If on a winter’s night a traveler by Italo Calvino is not just one novel, but several. Told in the second-person, the frame narrative tells the story of an unnamed Reader who buys a new book, If on a winter’s night a traveler by Italo Calvino, only to find that there was a binding issue printing the book and after the first 32 pages the same chapter is repeated throughout, leaving him unable to continue reading after a moment of suspense in the story. Trying to find a complete version of this initial novel he is mistakenly given a completely different novel by another author, which he resigns to read anyway. This too stops short at a moment of suspense, leading him further down a madcap pursuit of novels that he simply wants to finish reading.Read More »

Book Review – Fire & Blood by George R. R. Martin

fire & blood

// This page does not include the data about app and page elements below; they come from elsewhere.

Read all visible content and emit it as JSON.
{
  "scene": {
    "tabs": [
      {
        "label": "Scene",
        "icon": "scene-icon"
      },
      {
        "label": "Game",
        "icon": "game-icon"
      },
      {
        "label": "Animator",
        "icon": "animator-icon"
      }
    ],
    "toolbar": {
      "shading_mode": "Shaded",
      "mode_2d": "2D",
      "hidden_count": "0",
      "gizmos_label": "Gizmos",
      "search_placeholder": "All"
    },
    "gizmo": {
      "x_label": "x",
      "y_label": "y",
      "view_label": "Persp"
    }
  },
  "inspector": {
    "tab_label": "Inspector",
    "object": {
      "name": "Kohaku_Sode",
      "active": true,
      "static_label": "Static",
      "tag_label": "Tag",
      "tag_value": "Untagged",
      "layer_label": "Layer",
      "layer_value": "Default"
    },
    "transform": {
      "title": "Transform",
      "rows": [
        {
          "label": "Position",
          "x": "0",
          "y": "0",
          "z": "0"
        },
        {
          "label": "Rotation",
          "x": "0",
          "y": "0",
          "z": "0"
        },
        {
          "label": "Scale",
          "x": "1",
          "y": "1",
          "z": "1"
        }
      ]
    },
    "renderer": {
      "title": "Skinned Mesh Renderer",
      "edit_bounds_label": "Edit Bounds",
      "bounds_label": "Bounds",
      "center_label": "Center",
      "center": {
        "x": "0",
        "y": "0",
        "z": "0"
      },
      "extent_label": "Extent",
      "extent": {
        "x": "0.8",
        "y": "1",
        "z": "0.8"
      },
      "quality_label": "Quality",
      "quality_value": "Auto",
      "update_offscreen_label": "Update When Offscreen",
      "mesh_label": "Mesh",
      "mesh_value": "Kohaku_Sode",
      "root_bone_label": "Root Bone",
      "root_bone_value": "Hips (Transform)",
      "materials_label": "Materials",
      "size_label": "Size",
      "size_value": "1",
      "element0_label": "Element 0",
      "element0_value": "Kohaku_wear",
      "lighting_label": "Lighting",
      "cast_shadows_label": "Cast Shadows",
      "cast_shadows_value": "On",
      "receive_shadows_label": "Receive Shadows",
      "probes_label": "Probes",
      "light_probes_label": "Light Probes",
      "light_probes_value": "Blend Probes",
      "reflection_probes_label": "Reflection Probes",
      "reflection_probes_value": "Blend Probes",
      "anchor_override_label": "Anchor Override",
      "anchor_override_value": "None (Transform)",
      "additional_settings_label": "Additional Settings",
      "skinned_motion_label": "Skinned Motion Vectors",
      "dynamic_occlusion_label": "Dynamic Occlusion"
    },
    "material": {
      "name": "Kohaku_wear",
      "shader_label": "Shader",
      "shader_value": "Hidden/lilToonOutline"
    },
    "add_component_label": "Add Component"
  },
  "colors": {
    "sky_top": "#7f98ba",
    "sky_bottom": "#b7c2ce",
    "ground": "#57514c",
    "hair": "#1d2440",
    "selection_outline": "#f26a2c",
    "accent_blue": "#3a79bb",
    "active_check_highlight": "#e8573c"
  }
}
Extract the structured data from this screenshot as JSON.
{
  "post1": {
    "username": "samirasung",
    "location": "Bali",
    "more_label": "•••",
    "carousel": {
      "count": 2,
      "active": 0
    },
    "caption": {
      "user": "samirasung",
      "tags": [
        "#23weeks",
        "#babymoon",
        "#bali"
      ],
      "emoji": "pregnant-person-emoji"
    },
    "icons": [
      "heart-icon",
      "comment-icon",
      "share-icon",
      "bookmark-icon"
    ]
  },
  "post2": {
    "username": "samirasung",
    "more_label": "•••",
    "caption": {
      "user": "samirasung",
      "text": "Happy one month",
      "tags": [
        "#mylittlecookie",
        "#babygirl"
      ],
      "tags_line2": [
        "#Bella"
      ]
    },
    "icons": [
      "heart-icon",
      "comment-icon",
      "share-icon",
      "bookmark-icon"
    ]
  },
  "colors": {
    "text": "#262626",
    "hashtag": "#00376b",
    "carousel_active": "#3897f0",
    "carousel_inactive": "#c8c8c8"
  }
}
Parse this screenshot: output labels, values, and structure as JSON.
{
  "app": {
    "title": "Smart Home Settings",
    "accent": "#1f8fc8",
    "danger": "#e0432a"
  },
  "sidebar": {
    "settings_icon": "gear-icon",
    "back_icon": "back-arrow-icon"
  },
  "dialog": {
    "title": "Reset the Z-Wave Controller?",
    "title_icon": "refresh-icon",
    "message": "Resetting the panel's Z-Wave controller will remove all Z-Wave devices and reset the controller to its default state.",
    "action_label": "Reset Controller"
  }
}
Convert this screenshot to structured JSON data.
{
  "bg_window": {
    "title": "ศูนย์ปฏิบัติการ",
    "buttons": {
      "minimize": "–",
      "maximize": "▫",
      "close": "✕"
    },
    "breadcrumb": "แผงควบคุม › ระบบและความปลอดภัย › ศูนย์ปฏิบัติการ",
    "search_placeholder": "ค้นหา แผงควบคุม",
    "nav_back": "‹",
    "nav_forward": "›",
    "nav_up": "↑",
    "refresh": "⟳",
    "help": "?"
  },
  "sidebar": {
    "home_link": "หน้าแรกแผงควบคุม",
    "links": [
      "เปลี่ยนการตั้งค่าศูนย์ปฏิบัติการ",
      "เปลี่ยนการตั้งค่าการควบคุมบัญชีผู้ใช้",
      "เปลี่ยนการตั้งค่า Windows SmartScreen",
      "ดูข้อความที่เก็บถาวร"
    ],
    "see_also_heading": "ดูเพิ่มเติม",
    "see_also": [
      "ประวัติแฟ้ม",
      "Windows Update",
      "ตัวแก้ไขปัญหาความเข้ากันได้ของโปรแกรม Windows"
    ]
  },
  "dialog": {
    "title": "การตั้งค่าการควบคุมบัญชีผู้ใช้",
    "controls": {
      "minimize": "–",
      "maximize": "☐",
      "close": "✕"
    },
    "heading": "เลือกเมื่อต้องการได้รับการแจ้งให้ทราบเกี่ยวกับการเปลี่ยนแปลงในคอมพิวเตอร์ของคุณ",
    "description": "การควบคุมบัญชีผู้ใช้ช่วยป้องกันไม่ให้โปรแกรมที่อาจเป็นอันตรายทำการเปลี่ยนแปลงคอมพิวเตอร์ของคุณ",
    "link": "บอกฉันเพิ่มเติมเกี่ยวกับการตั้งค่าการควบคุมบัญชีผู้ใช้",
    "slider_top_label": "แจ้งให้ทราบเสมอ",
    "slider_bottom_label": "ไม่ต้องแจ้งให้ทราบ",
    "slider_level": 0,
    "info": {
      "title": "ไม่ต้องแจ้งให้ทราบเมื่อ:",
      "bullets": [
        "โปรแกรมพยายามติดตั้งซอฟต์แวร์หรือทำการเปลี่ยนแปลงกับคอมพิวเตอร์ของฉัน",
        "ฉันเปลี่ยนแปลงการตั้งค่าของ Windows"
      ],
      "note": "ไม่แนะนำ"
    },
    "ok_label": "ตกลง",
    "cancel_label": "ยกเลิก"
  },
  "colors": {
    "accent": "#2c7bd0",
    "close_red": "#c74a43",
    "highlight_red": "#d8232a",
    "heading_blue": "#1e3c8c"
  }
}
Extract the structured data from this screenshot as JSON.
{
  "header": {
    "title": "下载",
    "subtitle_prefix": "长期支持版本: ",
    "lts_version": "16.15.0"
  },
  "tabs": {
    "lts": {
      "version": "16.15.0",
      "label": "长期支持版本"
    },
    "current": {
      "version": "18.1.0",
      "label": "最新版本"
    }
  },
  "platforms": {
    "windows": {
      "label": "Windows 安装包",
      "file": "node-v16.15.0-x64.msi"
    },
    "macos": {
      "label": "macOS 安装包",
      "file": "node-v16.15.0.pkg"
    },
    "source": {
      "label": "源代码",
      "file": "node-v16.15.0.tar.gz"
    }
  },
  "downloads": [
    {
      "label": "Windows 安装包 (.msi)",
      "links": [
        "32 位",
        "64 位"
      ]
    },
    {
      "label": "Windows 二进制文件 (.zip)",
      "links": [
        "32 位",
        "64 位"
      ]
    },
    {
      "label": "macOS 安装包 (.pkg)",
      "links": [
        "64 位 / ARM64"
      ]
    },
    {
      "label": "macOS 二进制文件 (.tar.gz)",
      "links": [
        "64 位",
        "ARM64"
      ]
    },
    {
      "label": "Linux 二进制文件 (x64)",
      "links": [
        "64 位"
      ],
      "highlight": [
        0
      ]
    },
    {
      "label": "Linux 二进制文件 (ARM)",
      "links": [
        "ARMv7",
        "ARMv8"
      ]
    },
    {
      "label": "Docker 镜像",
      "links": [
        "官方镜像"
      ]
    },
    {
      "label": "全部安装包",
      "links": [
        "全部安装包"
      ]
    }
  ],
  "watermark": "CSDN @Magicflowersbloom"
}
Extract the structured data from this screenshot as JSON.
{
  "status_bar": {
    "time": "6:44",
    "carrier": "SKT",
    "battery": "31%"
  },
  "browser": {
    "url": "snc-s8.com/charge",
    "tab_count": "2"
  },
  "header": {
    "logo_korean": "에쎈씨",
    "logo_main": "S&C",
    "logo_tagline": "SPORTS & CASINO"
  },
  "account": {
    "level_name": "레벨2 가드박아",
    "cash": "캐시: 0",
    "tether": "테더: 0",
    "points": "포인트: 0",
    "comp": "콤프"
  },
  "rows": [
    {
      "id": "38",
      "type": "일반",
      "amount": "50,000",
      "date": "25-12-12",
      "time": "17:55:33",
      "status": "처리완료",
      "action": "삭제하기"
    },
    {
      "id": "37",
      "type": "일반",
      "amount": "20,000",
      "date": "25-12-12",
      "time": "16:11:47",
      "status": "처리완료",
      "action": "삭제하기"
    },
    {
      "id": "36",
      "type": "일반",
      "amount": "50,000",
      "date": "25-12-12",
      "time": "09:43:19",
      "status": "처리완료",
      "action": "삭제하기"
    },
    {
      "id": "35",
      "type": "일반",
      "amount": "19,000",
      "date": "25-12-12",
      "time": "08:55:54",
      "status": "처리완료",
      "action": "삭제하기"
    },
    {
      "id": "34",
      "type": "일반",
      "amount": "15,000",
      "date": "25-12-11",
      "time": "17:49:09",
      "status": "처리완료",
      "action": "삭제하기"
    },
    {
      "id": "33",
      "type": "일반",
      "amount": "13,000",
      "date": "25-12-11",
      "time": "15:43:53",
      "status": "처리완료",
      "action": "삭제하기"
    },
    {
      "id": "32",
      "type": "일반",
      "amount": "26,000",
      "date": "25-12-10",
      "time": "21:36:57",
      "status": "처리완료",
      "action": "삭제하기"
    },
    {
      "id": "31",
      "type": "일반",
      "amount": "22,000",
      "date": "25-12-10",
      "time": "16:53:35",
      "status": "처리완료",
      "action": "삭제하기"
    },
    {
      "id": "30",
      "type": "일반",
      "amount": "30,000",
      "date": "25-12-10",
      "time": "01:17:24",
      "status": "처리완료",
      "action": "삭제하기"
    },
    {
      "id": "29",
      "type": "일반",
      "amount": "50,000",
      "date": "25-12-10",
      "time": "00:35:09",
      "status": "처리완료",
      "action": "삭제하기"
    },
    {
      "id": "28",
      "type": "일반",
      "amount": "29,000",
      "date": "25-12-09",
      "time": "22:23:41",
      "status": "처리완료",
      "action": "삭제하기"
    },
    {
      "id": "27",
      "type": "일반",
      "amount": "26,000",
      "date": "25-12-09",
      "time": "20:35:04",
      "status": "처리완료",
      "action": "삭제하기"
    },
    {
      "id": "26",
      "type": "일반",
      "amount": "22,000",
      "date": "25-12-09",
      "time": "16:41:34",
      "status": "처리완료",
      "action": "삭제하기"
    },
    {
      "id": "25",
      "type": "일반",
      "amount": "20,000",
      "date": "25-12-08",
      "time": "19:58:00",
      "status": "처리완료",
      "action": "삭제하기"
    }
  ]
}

Set in the world of the Song of Ice and Fire series, Fire & Blood by George R. R. Martin is volume one of a history of House Targaryen’s reign over Westeros, including over 75 black-and-white illustrations by Dough Wheatley. Set about 300 years before the first novel, A Game of Thrones, it begins with Aegon I the Conqueror and concludes after the end of the Regency of Aegon III. This book is uniquely set apart from the main novel series because it is written as a historical text from that literary universe, rather than the narrative form fans of the series are accustomed to. As such we see this history through the lens of Archmaester Gyldayn, about whom we know little as a person, yet he serves as a passive in-universe perspective who offers academic commentary and brief tangents when appropriate.Read More »

Comic Book Review – Age of Reptiles Omnibus Vol. 1 by Ricardo Delgado

Age of Reptiles Omnibus 1

Age of Reptiles by Ricardo Delgado is a series of comic books set in the Mesozoic era telling tales of dinosaurs and the violent lives they lead. This omnibus collects the first three story arcs of this series, which were original published separately: Tribal Warfare (1993), The Hunt (1997), and The Journey (2009). The first tells of a feud between a pack of Deinonychus and Tyrannosaurus after the latter steals a well-earned meal from the former. The second is about an Allosaurus who survives an attack from a pack of Ceratosaurus that kill his mother who grows up and seeks revenge against his assailants. The final story tells of a mass migration of various dinosaurs to warmer and more lively lands and the obstacles they face along the way, focusing on both the herd and a mother Tyrannosaur with her young who follow.Read More »

Book Review – The Saturday Night Ghost Club by Craig Davidson

The Saturday Night Ghost Club

The Saturday Night Ghost Club is the latest fiction novel by Canadian author Craig Davidson. Neurosurgeon Jake Baker knows that the brain is a much more complex organ than we realize. He even paints himself as nothing more than a glorified mechanic; he can help treat a physical malady like a tumour, but the deeper workings of the mind and memory are a mystery even to him. In this novel Jake recounts when he was twelve years old living in his home town of Niagara Falls—or Cataract City, as the locals called it—and the summer of the Saturday Night Ghost Club. It was organised by his eccentric uncle Calvin to explore the supposedly haunted places of the city. During this life-changing summer Jake discovers that this club is unearthing something more horrible buried in his uncle’s past, something that has been kept from him all his life.Read More »